“The problem isn’t that huge doses of pharmaceuticals or soap are slipping past being treated, but that there isn’t a barometer for the miniscule amount that does get by.”
A drinking water sample has many chemicals in it. But they’re all likely to be at very, very low concentration,” he said. “Are they a problem to humans? I don’t know. I don’t think so.”
Final answer: “I don’t know. I don’t think so.” Hmm.. that doesn’t sound all that reassuring to me.
So what does the highest environmental organization in the land say about tap water safety? According to the U.S. Environmental Protection Agency website,
“the taste and quality of drinking water varies from place to place. Over 90 percent of water systems meet EPA’s standards for tap water quality.”
Over 90 percent is safe? So what about the other 10 percent? Is it not safe?
“Tap water is not without its problems. The nonprofit Environmental Working Group (EWG) in 2005 tested municipal water in 42 states and detected some 260 contaminants in public water supplies, 140 of which were unregulated chemicals, that is, chemicals for which public health officials have no safety standards for, much less methods for removing them.”
Again, not very convincing. In fact, I feel even less happy about drinking water out of the tap now. So what about bottled water?
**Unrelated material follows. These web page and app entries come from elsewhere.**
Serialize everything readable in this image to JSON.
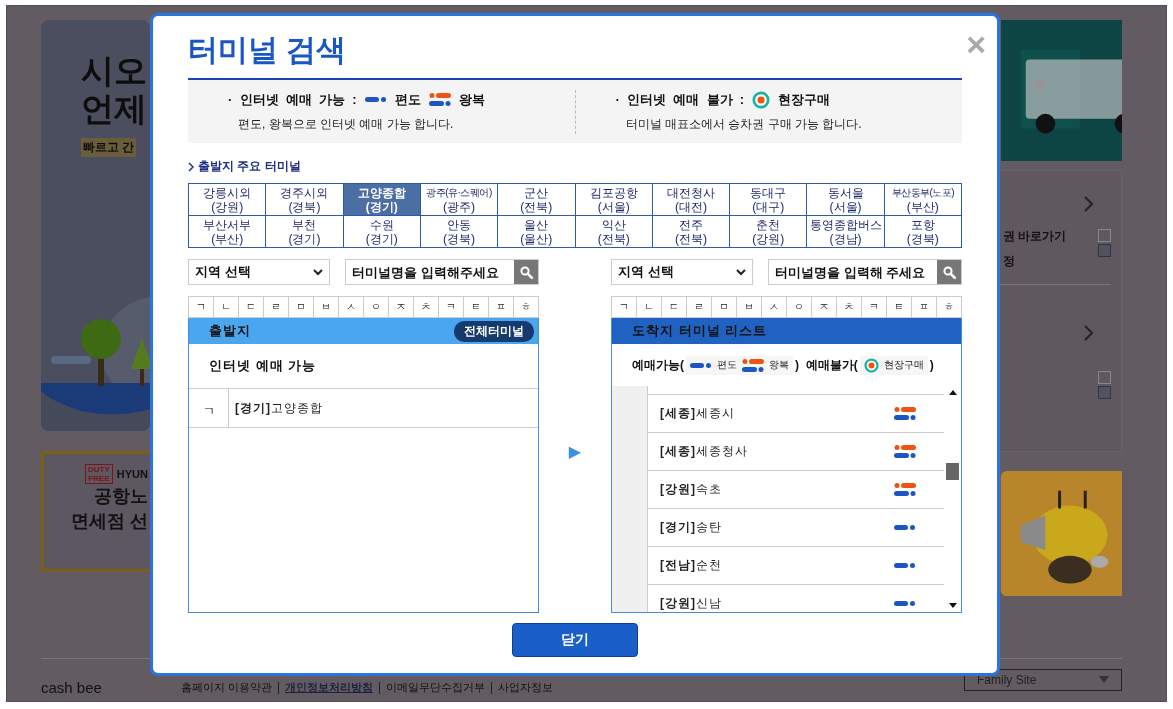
{
  "background": {
    "top_banner": {
      "lines": [
        "시오",
        "언제"
      ],
      "tagline": "빠르고 간"
    },
    "duty_free_banner": {
      "badge": "DUTY FREE",
      "brand": "HYUN",
      "lines": [
        "공항노",
        "면세점 선"
      ]
    },
    "side_panel": {
      "texts": [
        "권 바로가기",
        "정"
      ]
    },
    "footer": {
      "logo": "cash bee",
      "links": [
        {
          "label": "홈페이지 이용약관",
          "highlighted": false
        },
        {
          "label": "개인정보처리방침",
          "highlighted": true
        },
        {
          "label": "이메일무단수집거부",
          "highlighted": false
        },
        {
          "label": "사업자정보",
          "highlighted": false
        }
      ],
      "family_site": "Family Site"
    }
  },
  "modal": {
    "title": "터미널 검색",
    "close": "×",
    "legend": {
      "bookable": {
        "bullet": "·",
        "label": "인터넷  예매  가능  :",
        "one_way": "편도",
        "round_trip": "왕복",
        "note": "편도, 왕복으로 인터넷 예매 가능 합니다."
      },
      "not_bookable": {
        "bullet": "·",
        "label": "인터넷  예매  불가  :",
        "onsite": "현장구매",
        "note": "터미널 매표소에서 승차권 구매 가능 합니다."
      }
    },
    "section_heading": "출발지 주요 터미널",
    "major_terminals": [
      {
        "name": "강릉시외",
        "region": "(강원)",
        "selected": false
      },
      {
        "name": "경주시외",
        "region": "(경북)",
        "selected": false
      },
      {
        "name": "고양종합",
        "region": "(경기)",
        "selected": true
      },
      {
        "name": "광주(유·스퀘어)",
        "region": "(광주)",
        "selected": false
      },
      {
        "name": "군산",
        "region": "(전북)",
        "selected": false
      },
      {
        "name": "김포공항",
        "region": "(서울)",
        "selected": false
      },
      {
        "name": "대전청사",
        "region": "(대전)",
        "selected": false
      },
      {
        "name": "동대구",
        "region": "(대구)",
        "selected": false
      },
      {
        "name": "동서울",
        "region": "(서울)",
        "selected": false
      },
      {
        "name": "부산동부(노포)",
        "region": "(부산)",
        "selected": false
      },
      {
        "name": "부산서부",
        "region": "(부산)",
        "selected": false
      },
      {
        "name": "부천",
        "region": "(경기)",
        "selected": false
      },
      {
        "name": "수원",
        "region": "(경기)",
        "selected": false
      },
      {
        "name": "안동",
        "region": "(경북)",
        "selected": false
      },
      {
        "name": "울산",
        "region": "(울산)",
        "selected": false
      },
      {
        "name": "익산",
        "region": "(전북)",
        "selected": false
      },
      {
        "name": "전주",
        "region": "(전북)",
        "selected": false
      },
      {
        "name": "춘천",
        "region": "(강원)",
        "selected": false
      },
      {
        "name": "통영종합버스",
        "region": "(경남)",
        "selected": false
      },
      {
        "name": "포항",
        "region": "(경북)",
        "selected": false
      }
    ],
    "departure": {
      "region_select": "지역 선택",
      "search_placeholder": "터미널명을 입력해주세요",
      "consonants": [
        "ㄱ",
        "ㄴ",
        "ㄷ",
        "ㄹ",
        "ㅁ",
        "ㅂ",
        "ㅅ",
        "ㅇ",
        "ㅈ",
        "ㅊ",
        "ㅋ",
        "ㅌ",
        "ㅍ",
        "ㅎ"
      ],
      "header": "출발지",
      "all_button": "전체터미널",
      "subheader": "인터넷 예매 가능",
      "rows": [
        {
          "initial": "ㄱ",
          "terminal": "**[경기]**고양종합"
        }
      ]
    },
    "arrow": "▶",
    "arrival": {
      "region_select": "지역 선택",
      "search_placeholder": "터미널명을 입력해 주세요",
      "consonants": [
        "ㄱ",
        "ㄴ",
        "ㄷ",
        "ㄹ",
        "ㅁ",
        "ㅂ",
        "ㅅ",
        "ㅇ",
        "ㅈ",
        "ㅊ",
        "ㅋ",
        "ㅌ",
        "ㅍ",
        "ㅎ"
      ],
      "header": "도착지 터미널 리스트",
      "legend": {
        "bookable_open": "예매가능(",
        "one_way": "편도",
        "round_trip": "왕복",
        "middle": ")  예매불가(",
        "onsite": "현장구매",
        "close": ")"
      },
      "rows": [
        {
          "terminal": "**[세종]**세종시",
          "kind": "round"
        },
        {
          "terminal": "**[세종]**세종청사",
          "kind": "round"
        },
        {
          "terminal": "**[강원]**속초",
          "kind": "round"
        },
        {
          "terminal": "**[경기]**송탄",
          "kind": "oneway"
        },
        {
          "terminal": "**[전남]**순천",
          "kind": "oneway"
        },
        {
          "terminal": "**[강원]**신남",
          "kind": "oneway"
        }
      ]
    },
    "close_button": "닫기"
  }
}
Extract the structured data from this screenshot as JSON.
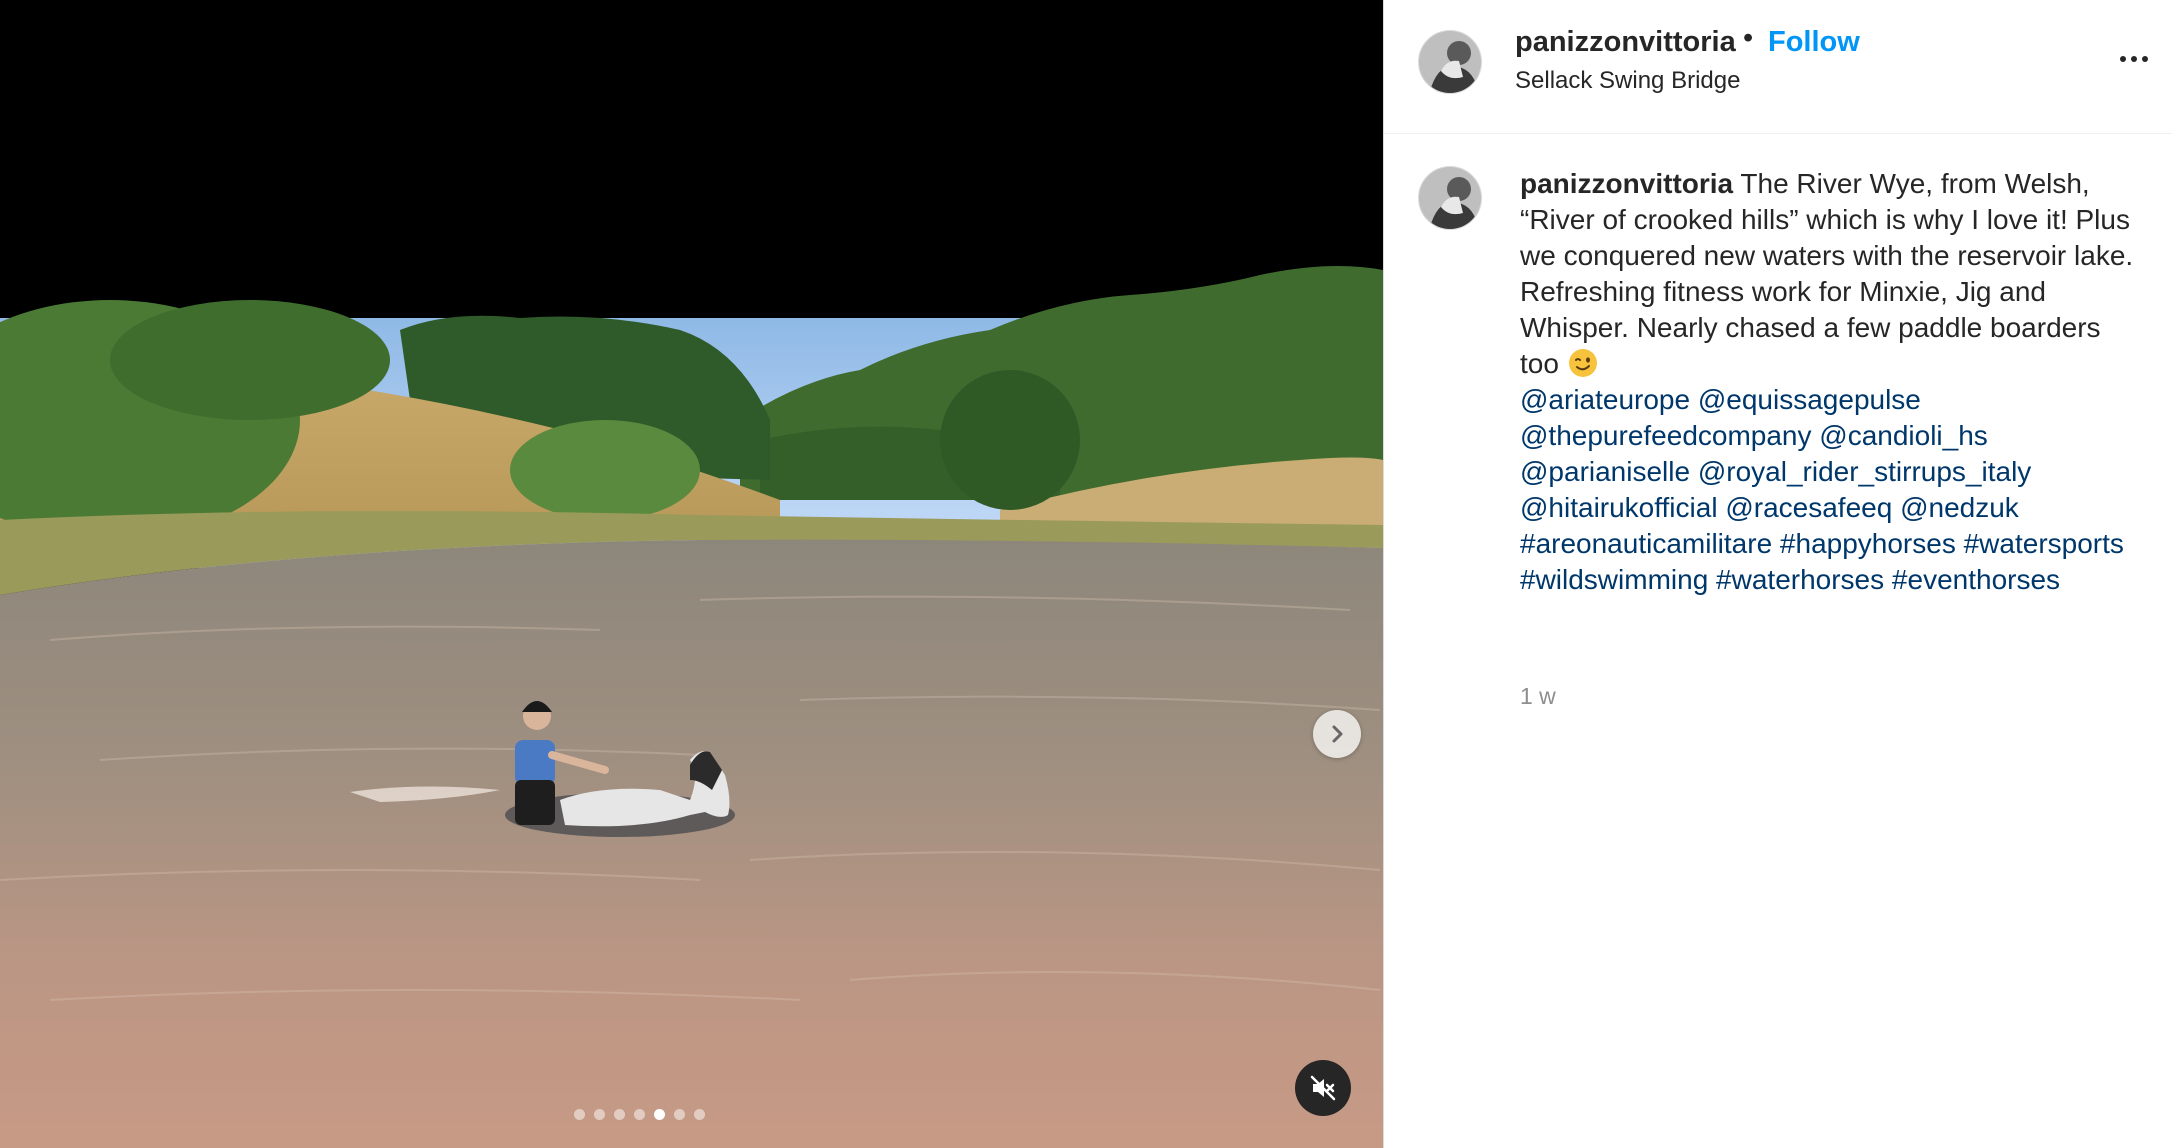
{
  "post": {
    "username": "panizzonvittoria",
    "separator": "•",
    "follow_label": "Follow",
    "location": "Sellack Swing Bridge"
  },
  "media": {
    "type": "video",
    "carousel_count": 7,
    "carousel_active_index": 4,
    "muted": true
  },
  "caption": {
    "username": "panizzonvittoria",
    "line1": "The River Wye, from Welsh, “River of crooked hills” which is why I love it! Plus we conquered new waters with the reservoir lake.",
    "line2": "Refreshing fitness work for Minxie, Jig and Whisper. Nearly chased a few paddle boarders too",
    "emoji": "winking-face",
    "mentions": [
      "@ariateurope",
      "@equissagepulse",
      "@thepurefeedcompany",
      "@candioli_hs",
      "@parianiselle",
      "@royal_rider_stirrups_italy",
      "@hitairukofficial",
      "@racesafeeq",
      "@nedzuk"
    ],
    "hashtags": [
      "#areonauticamilitare",
      "#happyhorses",
      "#watersports",
      "#wildswimming",
      "#waterhorses",
      "#eventhorses"
    ]
  },
  "timestamp": "1 w",
  "icons": {
    "next": "chevron-right-icon",
    "mute": "speaker-muted-icon",
    "more": "more-options-icon"
  }
}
Perhaps it is better to drink than tap water.
In many ways bottled water is subject to less screening and testing than tap water. The EPA does not demand the rigorous testing and analytical methods for bottled water that it requires for tap water. And oddly enough, as much as a quarter or more of bottled water actually originates from tap water sources. So if you thought that the cool, glistening bottle of water with images of glaciers and mountains on the bottle label originated from some pristine underground aquifer or from an untouched mountain stream you may be mistaken. Had any Dasani or Aquafina bottled water lately? You’ll never guess where it comes from (hint: water does not come from a spring or glacier)!
Ultimately, I was told by the City Of Austin that my tap water was completely normal and they didn’t have an explanation for the bad taste I experienced. They assured me that the water I was drinking from the faucet was completely safe. And I’m sure it is. However, I only drink filtered or bottled water now. But that’s my choice I suppose.
Martin Whitton is a photographer and writer who lives and works in Austin, Texas. He can be reached at email@example.com.